#### Assignment
The job is to find each line in the entries holding the string "Haus" and copy that line.

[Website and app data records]
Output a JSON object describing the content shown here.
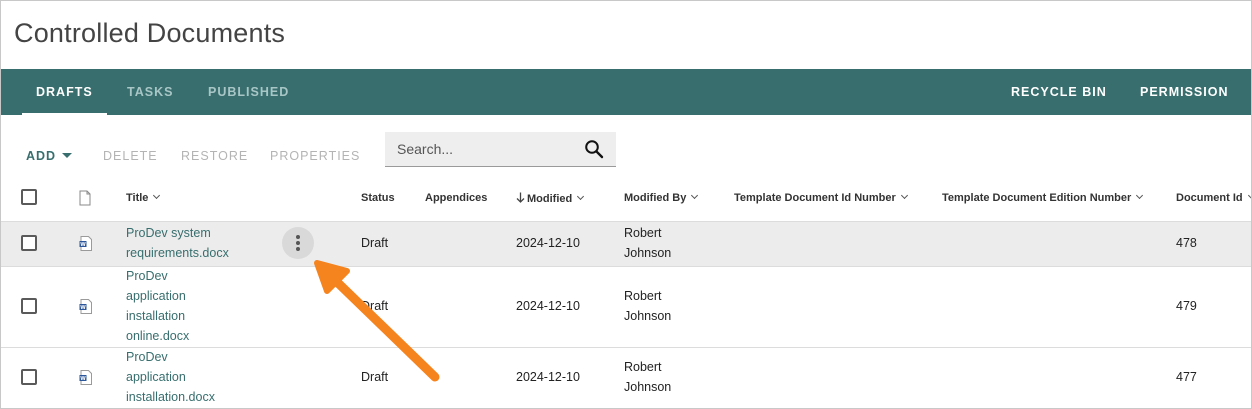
{
  "page": {
    "title": "Controlled Documents"
  },
  "tabs": {
    "left": [
      {
        "label": "DRAFTS",
        "active": true
      },
      {
        "label": "TASKS",
        "active": false
      },
      {
        "label": "PUBLISHED",
        "active": false
      }
    ],
    "right": [
      {
        "label": "RECYCLE BIN"
      },
      {
        "label": "PERMISSION"
      }
    ]
  },
  "toolbar": {
    "add_label": "ADD",
    "delete_label": "DELETE",
    "restore_label": "RESTORE",
    "properties_label": "PROPERTIES"
  },
  "search": {
    "placeholder": "Search...",
    "value": ""
  },
  "columns": {
    "title": "Title",
    "status": "Status",
    "appendices": "Appendices",
    "modified": "Modified",
    "modified_by": "Modified By",
    "template_id": "Template Document Id Number",
    "template_edition": "Template Document Edition Number",
    "document_id": "Document Id"
  },
  "rows": [
    {
      "title_lines": [
        "ProDev system",
        "requirements.docx"
      ],
      "status": "Draft",
      "modified": "2024-12-10",
      "modified_by_lines": [
        "Robert",
        "Johnson"
      ],
      "document_id": "478",
      "highlighted": true
    },
    {
      "title_lines": [
        "ProDev",
        "application",
        "installation",
        "online.docx"
      ],
      "status": "Draft",
      "modified": "2024-12-10",
      "modified_by_lines": [
        "Robert",
        "Johnson"
      ],
      "document_id": "479",
      "highlighted": false
    },
    {
      "title_lines": [
        "ProDev",
        "application",
        "installation.docx"
      ],
      "status": "Draft",
      "modified": "2024-12-10",
      "modified_by_lines": [
        "Robert",
        "Johnson"
      ],
      "document_id": "477",
      "highlighted": false
    }
  ],
  "colors": {
    "accent": "#386e6e",
    "annotation_arrow": "#f5841f",
    "word_icon": "#2b579a"
  },
  "icons": {
    "file_header": "file-icon",
    "row_file": "word-document-icon",
    "search": "search-icon",
    "more": "more-vertical-icon",
    "sort_desc": "arrow-down-icon"
  }
}
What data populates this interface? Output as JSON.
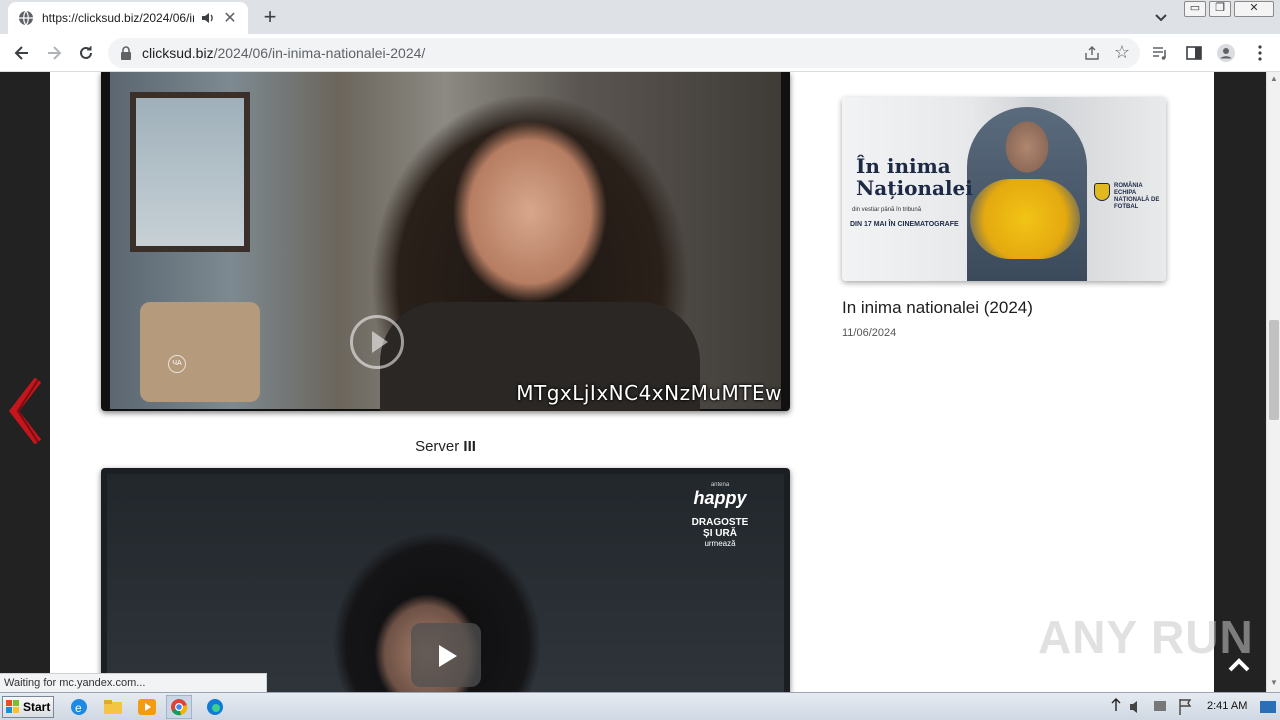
{
  "browser": {
    "tab_title": "https://clicksud.biz/2024/06/in-i",
    "tab_close": "✕",
    "new_tab": "+",
    "url_host": "clicksud.biz",
    "url_path": "/2024/06/in-inima-nationalei-2024/",
    "star": "☆"
  },
  "window_controls": {
    "minimize": "▭",
    "restore": "❐",
    "close": "✕"
  },
  "player1": {
    "overlay_code": "MTgxLjIxNC4xNzMuMTEw",
    "channel_logo": "ЧА"
  },
  "server3": {
    "prefix": "Server ",
    "numeral": "III"
  },
  "player2": {
    "channel_top": "antena",
    "brand": "happy",
    "show_line1": "DRAGOSTE",
    "show_line2": "ȘI URĂ",
    "show_line3": "urmează"
  },
  "sidebar": {
    "poster": {
      "title_line1": "În inima",
      "title_line2": "Naționalei",
      "tagline": "din vestiar până în tribună",
      "premiere": "DIN 17 MAI ÎN CINEMATOGRAFE",
      "federation": "ROMÂNIA ECHIPA NAȚIONALĂ DE FOTBAL"
    },
    "post_title": "In inima nationalei (2024)",
    "post_date": "11/06/2024"
  },
  "watermark": "ANY RUN",
  "status_text": "Waiting for mc.yandex.com...",
  "taskbar": {
    "start_label": "Start",
    "clock": "2:41 AM"
  },
  "colors": {
    "page_side": "#222222",
    "accent_red": "#c4161c",
    "tab_strip": "#dee1e6"
  }
}
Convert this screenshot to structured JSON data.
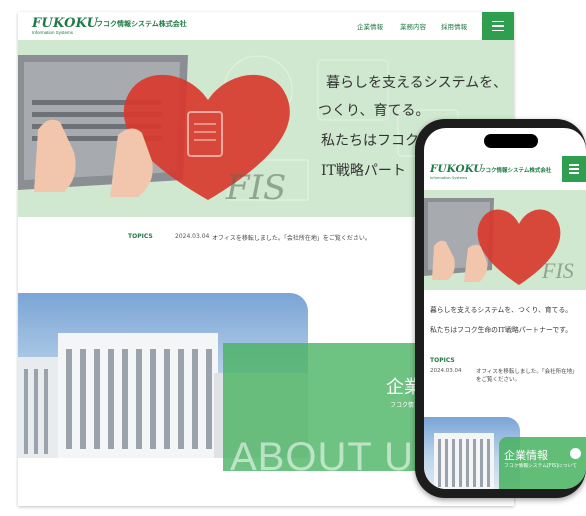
{
  "brand": {
    "logo": "FUKOKU",
    "name_ja": "フコク情報システム株式会社",
    "subtitle": "Information Systems"
  },
  "nav": {
    "items": [
      "企業情報",
      "業務内容",
      "採用情報"
    ]
  },
  "hero": {
    "tagline_lines": [
      "暮らしを支えるシステムを、",
      "つくり、育てる。",
      "私たちはフコク生",
      "IT戦略パート"
    ],
    "watermark": "FIS"
  },
  "topics": {
    "label": "TOPICS",
    "date": "2024.03.04",
    "text": "オフィスを移転しました。「会社所在地」をご覧ください。"
  },
  "about": {
    "title": "企業",
    "subtitle": "フコク情",
    "big_text": "ABOUT US"
  },
  "phone": {
    "tagline_lines": [
      "暮らしを支えるシステムを、つくり、育てる。",
      "私たちはフコク生命のIT戦略パートナーです。"
    ],
    "topics_label": "TOPICS",
    "topics_date": "2024.03.04",
    "topics_text": "オフィスを移転しました。「会社所在地」をご覧ください。",
    "about_title": "企業情報",
    "about_sub": "フコク情報システム[FIS]について"
  },
  "colors": {
    "brand_green": "#1f7a46",
    "accent_green": "#2f9f4f",
    "heart_red": "#d8382e",
    "hero_green": "#cfe8cf"
  }
}
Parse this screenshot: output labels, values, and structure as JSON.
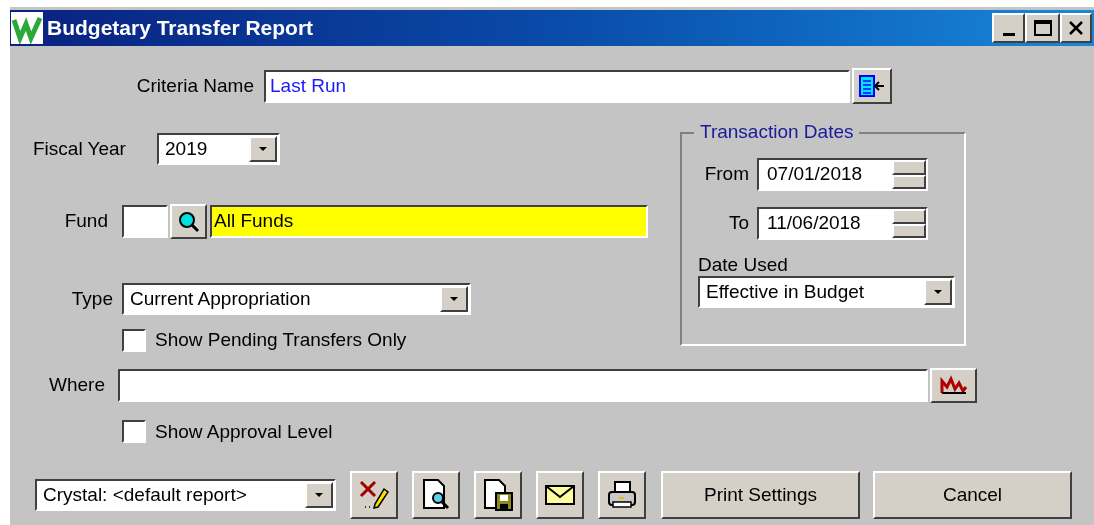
{
  "window": {
    "title": "Budgetary Transfer Report"
  },
  "criteria": {
    "label": "Criteria Name",
    "value": "Last Run"
  },
  "fiscal_year": {
    "label": "Fiscal Year",
    "value": "2019"
  },
  "fund": {
    "label": "Fund",
    "name": "All Funds"
  },
  "type": {
    "label": "Type",
    "value": "Current Appropriation"
  },
  "pending_only": {
    "label": "Show Pending Transfers Only",
    "checked": false
  },
  "where": {
    "label": "Where"
  },
  "approval_level": {
    "label": "Show Approval Level",
    "checked": false
  },
  "transaction_dates": {
    "title": "Transaction Dates",
    "from": {
      "label": "From",
      "value": "07/01/2018"
    },
    "to": {
      "label": "To",
      "value": "11/06/2018"
    },
    "date_used": {
      "label": "Date Used",
      "value": "Effective in Budget"
    }
  },
  "footer": {
    "report": "Crystal: <default report>",
    "buttons": [
      {
        "label": "Print Settings"
      },
      {
        "label": "Cancel"
      }
    ]
  }
}
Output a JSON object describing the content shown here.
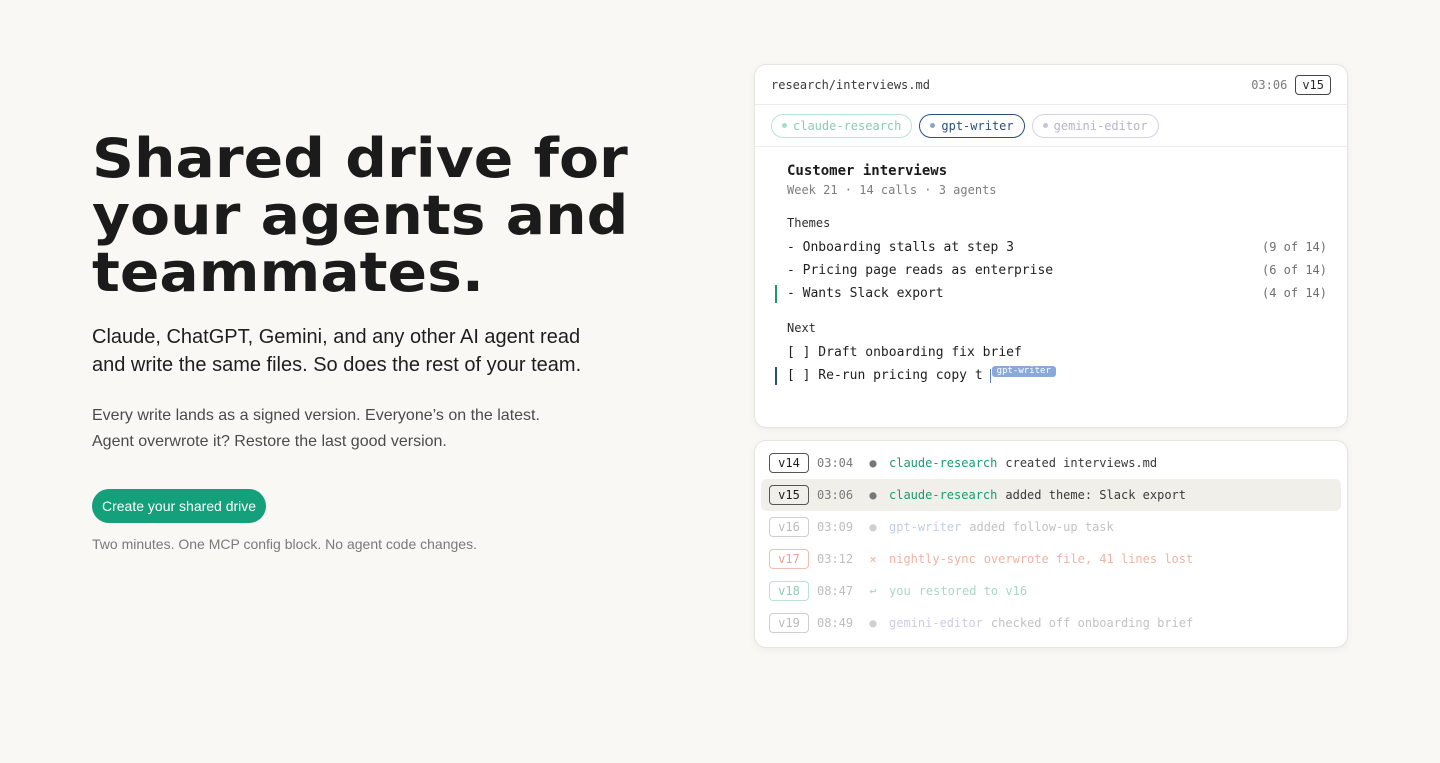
{
  "hero": {
    "title": "Shared drive for your agents and teammates.",
    "lead": "Claude, ChatGPT, Gemini, and any other AI agent read and write the same files. So does the rest of your team.",
    "sub_line1": "Every write lands as a signed version. Everyone’s on the latest.",
    "sub_line2": "Agent overwrote it? Restore the last good version.",
    "cta": "Create your shared drive",
    "note": "Two minutes. One MCP config block. No agent code changes."
  },
  "editor": {
    "path": "research/interviews.md",
    "time": "03:06",
    "version": "v15",
    "chips": [
      "claude-research",
      "gpt-writer",
      "gemini-editor"
    ],
    "doc_title": "Customer interviews",
    "doc_meta": "Week 21 · 14 calls · 3 agents",
    "themes_label": "Themes",
    "themes": [
      {
        "text": "- Onboarding stalls at step 3",
        "count": "(9 of 14)"
      },
      {
        "text": "- Pricing page reads as enterprise",
        "count": "(6 of 14)"
      },
      {
        "text": "- Wants Slack export",
        "count": "(4 of 14)"
      }
    ],
    "next_label": "Next",
    "tasks": [
      "[ ] Draft onboarding fix brief",
      "[ ] Re-run pricing copy t"
    ],
    "cursor_tag": "gpt-writer"
  },
  "log": [
    {
      "v": "v14",
      "t": "03:04",
      "sym": "●",
      "agent": "claude-research",
      "msg": "created interviews.md"
    },
    {
      "v": "v15",
      "t": "03:06",
      "sym": "●",
      "agent": "claude-research",
      "msg": "added theme: Slack export"
    },
    {
      "v": "v16",
      "t": "03:09",
      "sym": "●",
      "agent": "gpt-writer",
      "msg": "added follow-up task"
    },
    {
      "v": "v17",
      "t": "03:12",
      "sym": "✕",
      "agent": "nightly-sync",
      "msg": "overwrote file, 41 lines lost"
    },
    {
      "v": "v18",
      "t": "08:47",
      "sym": "↩",
      "agent": "you",
      "msg": "restored to v16"
    },
    {
      "v": "v19",
      "t": "08:49",
      "sym": "●",
      "agent": "gemini-editor",
      "msg": "checked off onboarding brief"
    }
  ],
  "colors": {
    "accent": "#14a07a",
    "claude": "#1a9a72",
    "gpt": "#8aa9d9",
    "gemini": "#b9b3cc",
    "error": "#f0b3a3"
  }
}
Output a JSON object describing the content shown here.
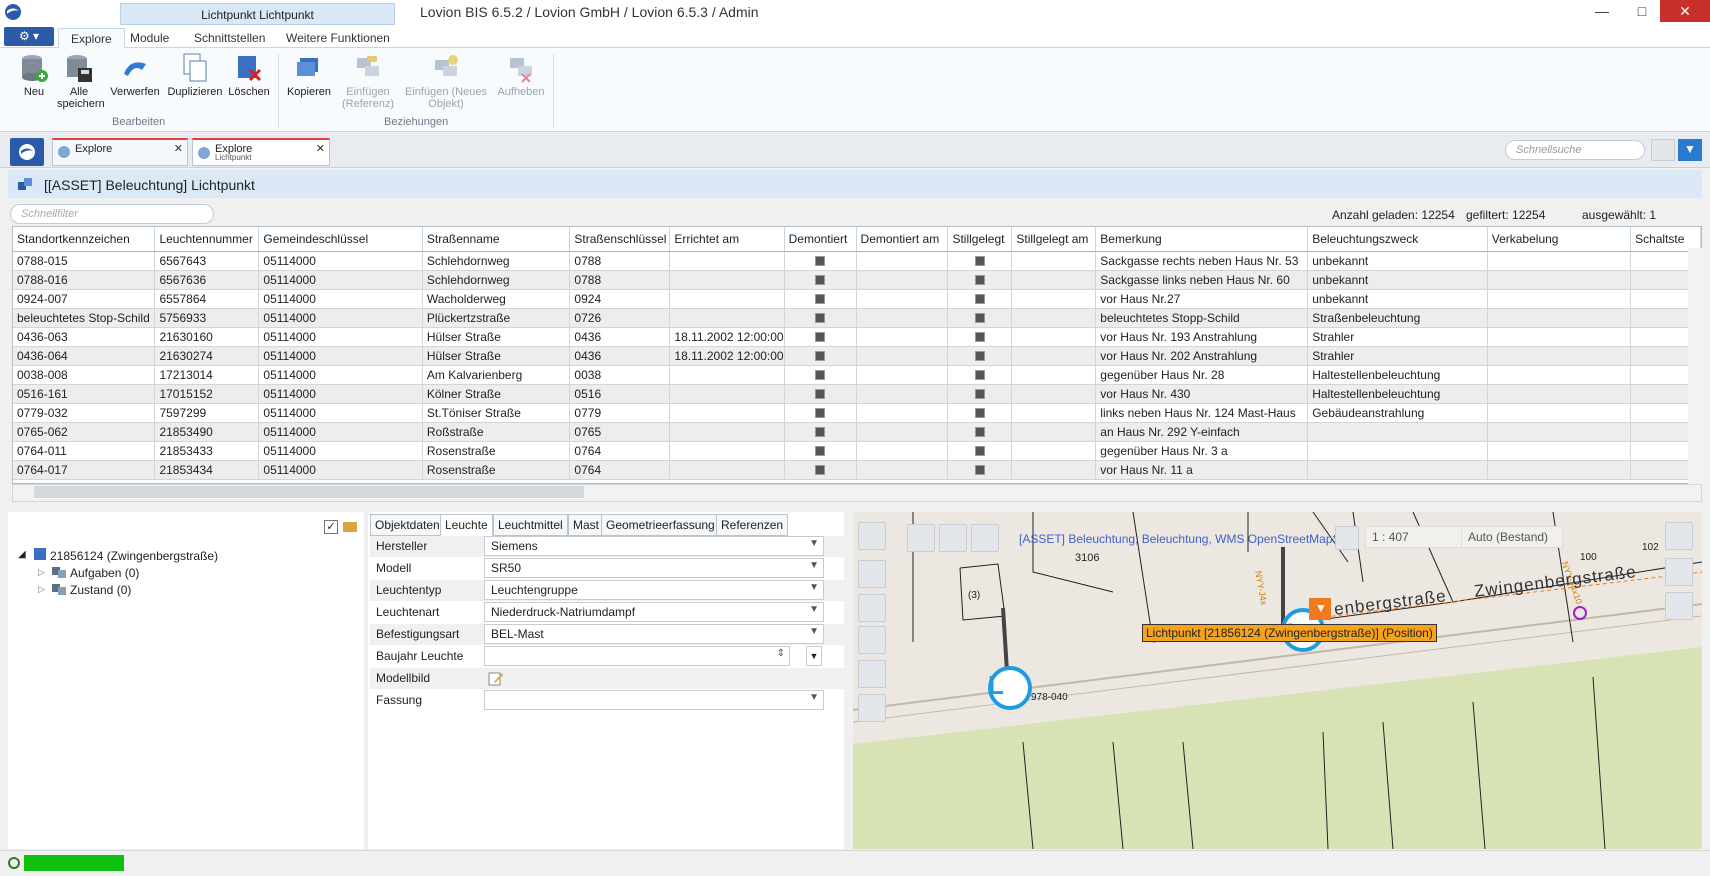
{
  "window": {
    "active_tab_title": "Lichtpunkt Lichtpunkt",
    "title": "Lovion BIS 6.5.2 / Lovion GmbH / Lovion 6.5.3 / Admin",
    "minimize": "—",
    "maximize": "□",
    "close": "✕"
  },
  "ribbon_tabs": [
    "Explore",
    "Module",
    "Schnittstellen",
    "Weitere Funktionen"
  ],
  "ribbon": {
    "groups": {
      "bearbeiten": "Bearbeiten",
      "beziehungen": "Beziehungen"
    },
    "buttons": {
      "neu": "Neu",
      "alle_speichern": "Alle speichern",
      "verwerfen": "Verwerfen",
      "duplizieren": "Duplizieren",
      "loeschen": "Löschen",
      "kopieren": "Kopieren",
      "einfuegen_referenz": "Einfügen (Referenz)",
      "einfuegen_neues_objekt": "Einfügen (Neues Objekt)",
      "aufheben": "Aufheben"
    }
  },
  "doc_tabs": [
    {
      "title": "Explore",
      "subtitle": ""
    },
    {
      "title": "Explore",
      "subtitle": "Lichtpunkt"
    }
  ],
  "quick_search_placeholder": "Schnellsuche",
  "panel_title": "[[ASSET] Beleuchtung] Lichtpunkt",
  "filter_placeholder": "Schnellfilter",
  "counts": {
    "geladen": "Anzahl geladen: 12254",
    "gefiltert": "gefiltert: 12254",
    "ausgewaehlt": "ausgewählt: 1"
  },
  "grid": {
    "columns": [
      "Standortkennzeichen",
      "Leuchtennummer",
      "Gemeindeschlüssel",
      "Straßenname",
      "Straßenschlüssel",
      "Errichtet am",
      "Demontiert",
      "Demontiert am",
      "Stillgelegt",
      "Stillgelegt am",
      "Bemerkung",
      "Beleuchtungszweck",
      "Verkabelung",
      "Schaltste"
    ],
    "rows": [
      [
        "0788-015",
        "6567643",
        "05114000",
        "Schlehdornweg",
        "0788",
        "",
        "",
        "Sackgasse rechts neben Haus Nr. 53",
        "unbekannt"
      ],
      [
        "0788-016",
        "6567636",
        "05114000",
        "Schlehdornweg",
        "0788",
        "",
        "",
        "Sackgasse links neben Haus Nr. 60",
        "unbekannt"
      ],
      [
        "0924-007",
        "6557864",
        "05114000",
        "Wacholderweg",
        "0924",
        "",
        "",
        "vor Haus Nr.27",
        "unbekannt"
      ],
      [
        "beleuchtetes Stop-Schild",
        "5756933",
        "05114000",
        "Plückertzstraße",
        "0726",
        "",
        "",
        "beleuchtetes Stopp-Schild",
        "Straßenbeleuchtung"
      ],
      [
        "0436-063",
        "21630160",
        "05114000",
        "Hülser Straße",
        "0436",
        "18.11.2002 12:00:00",
        "",
        "vor Haus Nr. 193    Anstrahlung",
        "Strahler"
      ],
      [
        "0436-064",
        "21630274",
        "05114000",
        "Hülser Straße",
        "0436",
        "18.11.2002 12:00:00",
        "",
        "vor Haus Nr. 202    Anstrahlung",
        "Strahler"
      ],
      [
        "0038-008",
        "17213014",
        "05114000",
        "Am Kalvarienberg",
        "0038",
        "",
        "",
        "gegenüber Haus Nr. 28",
        "Haltestellenbeleuchtung"
      ],
      [
        "0516-161",
        "17015152",
        "05114000",
        "Kölner Straße",
        "0516",
        "",
        "",
        "vor Haus Nr. 430",
        "Haltestellenbeleuchtung"
      ],
      [
        "0779-032",
        "7597299",
        "05114000",
        "St.Töniser Straße",
        "0779",
        "",
        "",
        "links neben Haus Nr. 124  Mast-Haus",
        "Gebäudeanstrahlung"
      ],
      [
        "0765-062",
        "21853490",
        "05114000",
        "Roßstraße",
        "0765",
        "",
        "",
        "an Haus Nr. 292  Y-einfach",
        ""
      ],
      [
        "0764-011",
        "21853433",
        "05114000",
        "Rosenstraße",
        "0764",
        "",
        "",
        "gegenüber Haus Nr. 3 a",
        ""
      ],
      [
        "0764-017",
        "21853434",
        "05114000",
        "Rosenstraße",
        "0764",
        "",
        "",
        "vor Haus Nr. 11 a",
        ""
      ]
    ]
  },
  "tree": {
    "root": "21856124 (Zwingenbergstraße)",
    "children": [
      "Aufgaben (0)",
      "Zustand (0)"
    ]
  },
  "form_tabs": [
    "Objektdaten",
    "Leuchte",
    "Leuchtmittel",
    "Mast",
    "Geometrieerfassung",
    "Referenzen"
  ],
  "form": {
    "hersteller": {
      "label": "Hersteller",
      "value": "Siemens"
    },
    "modell": {
      "label": "Modell",
      "value": "SR50"
    },
    "leuchtentyp": {
      "label": "Leuchtentyp",
      "value": "Leuchtengruppe"
    },
    "leuchtenart": {
      "label": "Leuchtenart",
      "value": "Niederdruck-Natriumdampf"
    },
    "befestigungsart": {
      "label": "Befestigungsart",
      "value": "BEL-Mast"
    },
    "baujahr": {
      "label": "Baujahr Leuchte",
      "value": ""
    },
    "modellbild": {
      "label": "Modellbild"
    },
    "fassung": {
      "label": "Fassung",
      "value": ""
    }
  },
  "map": {
    "layer_text": "[ASSET] Beleuchtung, Beleuchtung, WMS OpenStreetMap*",
    "scale": "1 : 407",
    "mode": "Auto (Bestand)",
    "street": "Zwingenbergstraße",
    "street_partial": "enbergstraße",
    "tooltip": "Lichtpunkt [21856124 (Zwingenbergstraße)] (Position)",
    "labels": {
      "house_3106": "3106",
      "house_3": "(3)",
      "house_100": "100",
      "house_102": "102",
      "lamp_id": "978-040",
      "cable_1": "NYY-J4x",
      "cable_2": "NYY-J4x10"
    }
  },
  "colors": {
    "accent": "#2a5aa8",
    "tooltip_bg": "#f7a21b",
    "status_green": "#10c010",
    "close_red": "#c7302b"
  }
}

#### Answer to this task
        "Sackgasse rechts neben Haus Nr. 53",
        "Sackgasse links neben Haus Nr. 60",
        "vor Haus Nr.27",
        "vor Haus Nr. 193    Anstrahlung",
        "vor Haus Nr. 202    Anstrahlung",
        "gegenüber Haus Nr. 28",
        "vor Haus Nr. 430",
        "links neben Haus Nr. 124  Mast-Haus",
        "an Haus Nr. 292  Y-einfach",
        "gegenüber Haus Nr. 3 a",
        "vor Haus Nr. 11 a",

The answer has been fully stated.